Past the summit of Snowball Mountain, the trail angles back West along a gently descending ridge line. This area is dominated by smooth, straight American beech, with grasses or grass-like sedges on the forest floor. Bathed in the lowering sunlight, the newly-emerged beech leaves glowed an otherworldly green. Beyond the beech-dominated ridge, the trail wraps more to the south and passes through a switchback, and into an area where the larger trees were still nearly bare. Loads of sunlight poured through the branches, illuminating the spring ephemeral species and giving them much needed energy for just a few more days before the canopy closes in over them. The contrast between the gray branches above and explosive green below was just stunning.
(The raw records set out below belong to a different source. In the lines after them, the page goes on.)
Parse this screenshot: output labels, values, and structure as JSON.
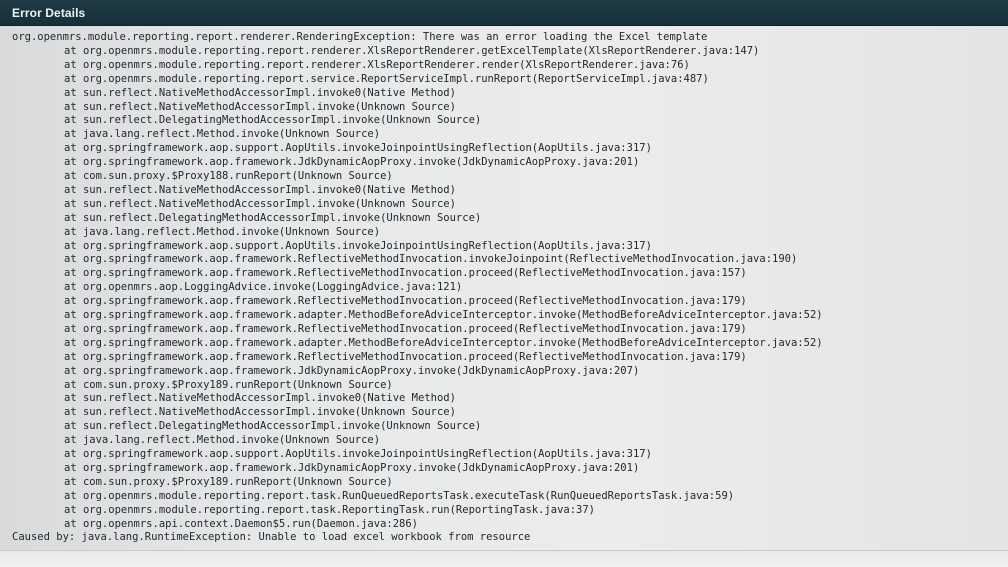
{
  "window": {
    "title": "Error Details"
  },
  "trace": {
    "lines": [
      "org.openmrs.module.reporting.report.renderer.RenderingException: There was an error loading the Excel template",
      "at org.openmrs.module.reporting.report.renderer.XlsReportRenderer.getExcelTemplate(XlsReportRenderer.java:147)",
      "at org.openmrs.module.reporting.report.renderer.XlsReportRenderer.render(XlsReportRenderer.java:76)",
      "at org.openmrs.module.reporting.report.service.ReportServiceImpl.runReport(ReportServiceImpl.java:487)",
      "at sun.reflect.NativeMethodAccessorImpl.invoke0(Native Method)",
      "at sun.reflect.NativeMethodAccessorImpl.invoke(Unknown Source)",
      "at sun.reflect.DelegatingMethodAccessorImpl.invoke(Unknown Source)",
      "at java.lang.reflect.Method.invoke(Unknown Source)",
      "at org.springframework.aop.support.AopUtils.invokeJoinpointUsingReflection(AopUtils.java:317)",
      "at org.springframework.aop.framework.JdkDynamicAopProxy.invoke(JdkDynamicAopProxy.java:201)",
      "at com.sun.proxy.$Proxy188.runReport(Unknown Source)",
      "at sun.reflect.NativeMethodAccessorImpl.invoke0(Native Method)",
      "at sun.reflect.NativeMethodAccessorImpl.invoke(Unknown Source)",
      "at sun.reflect.DelegatingMethodAccessorImpl.invoke(Unknown Source)",
      "at java.lang.reflect.Method.invoke(Unknown Source)",
      "at org.springframework.aop.support.AopUtils.invokeJoinpointUsingReflection(AopUtils.java:317)",
      "at org.springframework.aop.framework.ReflectiveMethodInvocation.invokeJoinpoint(ReflectiveMethodInvocation.java:190)",
      "at org.springframework.aop.framework.ReflectiveMethodInvocation.proceed(ReflectiveMethodInvocation.java:157)",
      "at org.openmrs.aop.LoggingAdvice.invoke(LoggingAdvice.java:121)",
      "at org.springframework.aop.framework.ReflectiveMethodInvocation.proceed(ReflectiveMethodInvocation.java:179)",
      "at org.springframework.aop.framework.adapter.MethodBeforeAdviceInterceptor.invoke(MethodBeforeAdviceInterceptor.java:52)",
      "at org.springframework.aop.framework.ReflectiveMethodInvocation.proceed(ReflectiveMethodInvocation.java:179)",
      "at org.springframework.aop.framework.adapter.MethodBeforeAdviceInterceptor.invoke(MethodBeforeAdviceInterceptor.java:52)",
      "at org.springframework.aop.framework.ReflectiveMethodInvocation.proceed(ReflectiveMethodInvocation.java:179)",
      "at org.springframework.aop.framework.JdkDynamicAopProxy.invoke(JdkDynamicAopProxy.java:207)",
      "at com.sun.proxy.$Proxy189.runReport(Unknown Source)",
      "at sun.reflect.NativeMethodAccessorImpl.invoke0(Native Method)",
      "at sun.reflect.NativeMethodAccessorImpl.invoke(Unknown Source)",
      "at sun.reflect.DelegatingMethodAccessorImpl.invoke(Unknown Source)",
      "at java.lang.reflect.Method.invoke(Unknown Source)",
      "at org.springframework.aop.support.AopUtils.invokeJoinpointUsingReflection(AopUtils.java:317)",
      "at org.springframework.aop.framework.JdkDynamicAopProxy.invoke(JdkDynamicAopProxy.java:201)",
      "at com.sun.proxy.$Proxy189.runReport(Unknown Source)",
      "at org.openmrs.module.reporting.report.task.RunQueuedReportsTask.executeTask(RunQueuedReportsTask.java:59)",
      "at org.openmrs.module.reporting.report.task.ReportingTask.run(ReportingTask.java:37)",
      "at org.openmrs.api.context.Daemon$5.run(Daemon.java:286)",
      "Caused by: java.lang.RuntimeException: Unable to load excel workbook from resource"
    ]
  },
  "colors": {
    "titlebar": "#1f3a44",
    "title_text": "#eef3f5",
    "trace_text": "#23282b",
    "panel_background": "#e6e7e8"
  }
}
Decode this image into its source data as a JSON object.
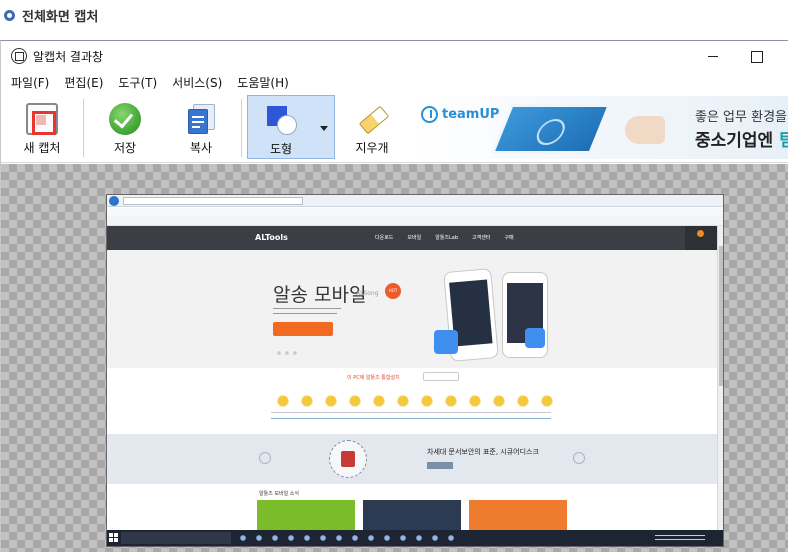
{
  "page": {
    "heading": "전체화면 캡처"
  },
  "window": {
    "title": "알캡처 결과창",
    "menu": [
      "파일(F)",
      "편집(E)",
      "도구(T)",
      "서비스(S)",
      "도움말(H)"
    ],
    "toolbar": {
      "new_capture": "새 캡처",
      "save": "저장",
      "copy": "복사",
      "shape": "도형",
      "eraser": "지우개"
    },
    "ad": {
      "brand": "teamUP",
      "line1": "좋은 업무 환경을 만",
      "line2_prefix": "중소기업엔 ",
      "line2_highlight": "팀"
    }
  },
  "capture": {
    "site_logo": "ALTools",
    "nav": [
      "다운로드",
      "모바일",
      "알툴즈Lab",
      "고객센터",
      "구매"
    ],
    "hero_title": "알송 모바일",
    "hero_sub": "ALSong",
    "hero_hot": "HOT",
    "install_title": "이 PC에 알툴즈 통합설치",
    "security_title": "차세대 문서보안의 표준, 시큐어디스크",
    "news_title": "알툴즈 모바일 소식"
  }
}
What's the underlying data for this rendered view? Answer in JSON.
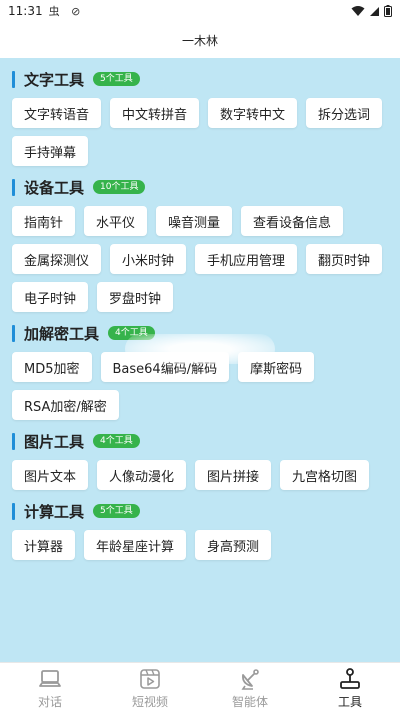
{
  "status_bar": {
    "time": "11:31",
    "left_icons": "虫 ⊘"
  },
  "header": {
    "title": "一木林"
  },
  "sections": [
    {
      "title": "文字工具",
      "count": "5个工具",
      "items": [
        "文字转语音",
        "中文转拼音",
        "数字转中文",
        "拆分选词",
        "手持弹幕"
      ]
    },
    {
      "title": "设备工具",
      "count": "10个工具",
      "items": [
        "指南针",
        "水平仪",
        "噪音测量",
        "查看设备信息",
        "金属探测仪",
        "小米时钟",
        "手机应用管理",
        "翻页时钟",
        "电子时钟",
        "罗盘时钟"
      ]
    },
    {
      "title": "加解密工具",
      "count": "4个工具",
      "items": [
        "MD5加密",
        "Base64编码/解码",
        "摩斯密码",
        "RSA加密/解密"
      ]
    },
    {
      "title": "图片工具",
      "count": "4个工具",
      "items": [
        "图片文本",
        "人像动漫化",
        "图片拼接",
        "九宫格切图"
      ]
    },
    {
      "title": "计算工具",
      "count": "5个工具",
      "items": [
        "计算器",
        "年龄星座计算",
        "身高预测"
      ]
    }
  ],
  "bottom_nav": [
    {
      "label": "对话",
      "icon": "laptop-icon",
      "active": false
    },
    {
      "label": "短视频",
      "icon": "video-icon",
      "active": false
    },
    {
      "label": "智能体",
      "icon": "satellite-dish-icon",
      "active": false
    },
    {
      "label": "工具",
      "icon": "tools-icon",
      "active": true
    }
  ],
  "colors": {
    "background": "#bfe6f4",
    "accent_bar": "#1f8ed8",
    "badge": "#36b34b",
    "nav_inactive": "#9a9a9a",
    "nav_active": "#222222"
  }
}
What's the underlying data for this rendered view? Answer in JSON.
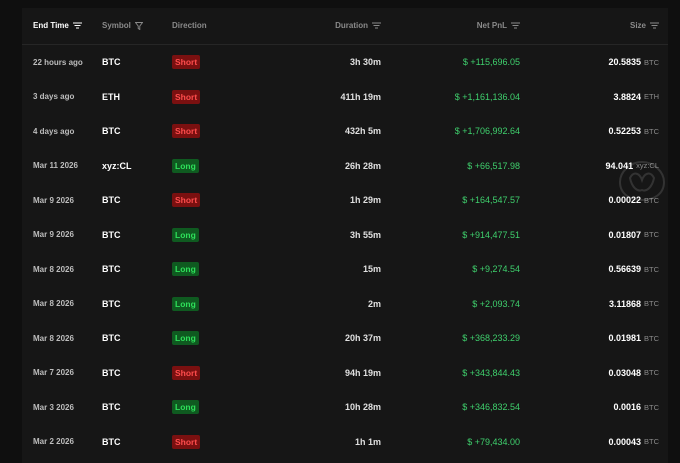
{
  "colors": {
    "background": "#161616",
    "pnl_positive": "#3fd06d",
    "short_bg": "#7a1010",
    "short_text": "#ff4d4d",
    "long_bg": "#0f5a20",
    "long_text": "#2ee05a"
  },
  "header": {
    "end_time": "End Time",
    "symbol": "Symbol",
    "direction": "Direction",
    "duration": "Duration",
    "net_pnl": "Net PnL",
    "size": "Size"
  },
  "rows": [
    {
      "time": "22 hours ago",
      "symbol": "BTC",
      "direction": "Short",
      "duration": "3h 30m",
      "pnl": "$ +115,696.05",
      "size": "20.5835",
      "unit": "BTC"
    },
    {
      "time": "3 days ago",
      "symbol": "ETH",
      "direction": "Short",
      "duration": "411h 19m",
      "pnl": "$ +1,161,136.04",
      "size": "3.8824",
      "unit": "ETH"
    },
    {
      "time": "4 days ago",
      "symbol": "BTC",
      "direction": "Short",
      "duration": "432h 5m",
      "pnl": "$ +1,706,992.64",
      "size": "0.52253",
      "unit": "BTC"
    },
    {
      "time": "Mar 11 2026",
      "symbol": "xyz:CL",
      "direction": "Long",
      "duration": "26h 28m",
      "pnl": "$ +66,517.98",
      "size": "94.041",
      "unit": "xyz:CL"
    },
    {
      "time": "Mar 9 2026",
      "symbol": "BTC",
      "direction": "Short",
      "duration": "1h 29m",
      "pnl": "$ +164,547.57",
      "size": "0.00022",
      "unit": "BTC"
    },
    {
      "time": "Mar 9 2026",
      "symbol": "BTC",
      "direction": "Long",
      "duration": "3h 55m",
      "pnl": "$ +914,477.51",
      "size": "0.01807",
      "unit": "BTC"
    },
    {
      "time": "Mar 8 2026",
      "symbol": "BTC",
      "direction": "Long",
      "duration": "15m",
      "pnl": "$ +9,274.54",
      "size": "0.56639",
      "unit": "BTC"
    },
    {
      "time": "Mar 8 2026",
      "symbol": "BTC",
      "direction": "Long",
      "duration": "2m",
      "pnl": "$ +2,093.74",
      "size": "3.11868",
      "unit": "BTC"
    },
    {
      "time": "Mar 8 2026",
      "symbol": "BTC",
      "direction": "Long",
      "duration": "20h 37m",
      "pnl": "$ +368,233.29",
      "size": "0.01981",
      "unit": "BTC"
    },
    {
      "time": "Mar 7 2026",
      "symbol": "BTC",
      "direction": "Short",
      "duration": "94h 19m",
      "pnl": "$ +343,844.43",
      "size": "0.03048",
      "unit": "BTC"
    },
    {
      "time": "Mar 3 2026",
      "symbol": "BTC",
      "direction": "Long",
      "duration": "10h 28m",
      "pnl": "$ +346,832.54",
      "size": "0.0016",
      "unit": "BTC"
    },
    {
      "time": "Mar 2 2026",
      "symbol": "BTC",
      "direction": "Short",
      "duration": "1h 1m",
      "pnl": "$ +79,434.00",
      "size": "0.00043",
      "unit": "BTC"
    }
  ]
}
Past the switchback, the trail begins an earnest descent down a knife-like ridge, where more acid-loving species like Galax and Mountain Laurel grow. Descending a final set of steps into a gap between Snowball Mountain and Hawkbill Rock at the head of Reems Creek, I entered an area where the wind really started picking up. The cooling breeze felt great; thunder rumbled somewhere in the distance. It was warm enough that the threat of rain didn’t deter me much as I started up the last pitch to Hawkbill Rock.
It’s only a short climb up to Hawkbill from the low point on the trail but it’s a fairly steep one. There’s even a scramble up an angled rock outcrop at one point, somewhere just shy of being steep enough to need to use your hands to ascend. A limited view opened up at the top of the first climb, inviting me to stop and soak it in. But I knew to keep going, because it gets even better higher up! In just a short distance I reached Hawkbill Rock, on the left, where a better view awaited from cliff-top rock face. You don’t get a 360 degree view from any one spot up here, but between the various overlooks you get about 270-degree coverage of the horizon. With the setting sun’s light shifting toward the warm end of the spectrum, and the spring colors unfolding from mountain top to valley bottom below, I was sure glad I brought the camera this time!
The trail continues past Hawkbill Rock but that was my intended destination – I went just far enough past the rock to see that there were some early blooming Rhododendron farther up the trail. I returned to the rock to enjoy watching the last hour or so of sunlight playing out on the side of the Craggy Mountains to my east before heading back to the parking area as clouds and fog began to envelop the summit of Snowball Mountain. I knew I’d have to move fairly quickly but between the last few minutes of sunlight and the season’s long period of dusk, I made it back to the parking area with plenty of daylight to spare.
I would highly recommend this hike for anyone looking for a less-popular excursion in the Craggy Gardens area, who isn’t deterred by some steep and rocky sections of trail.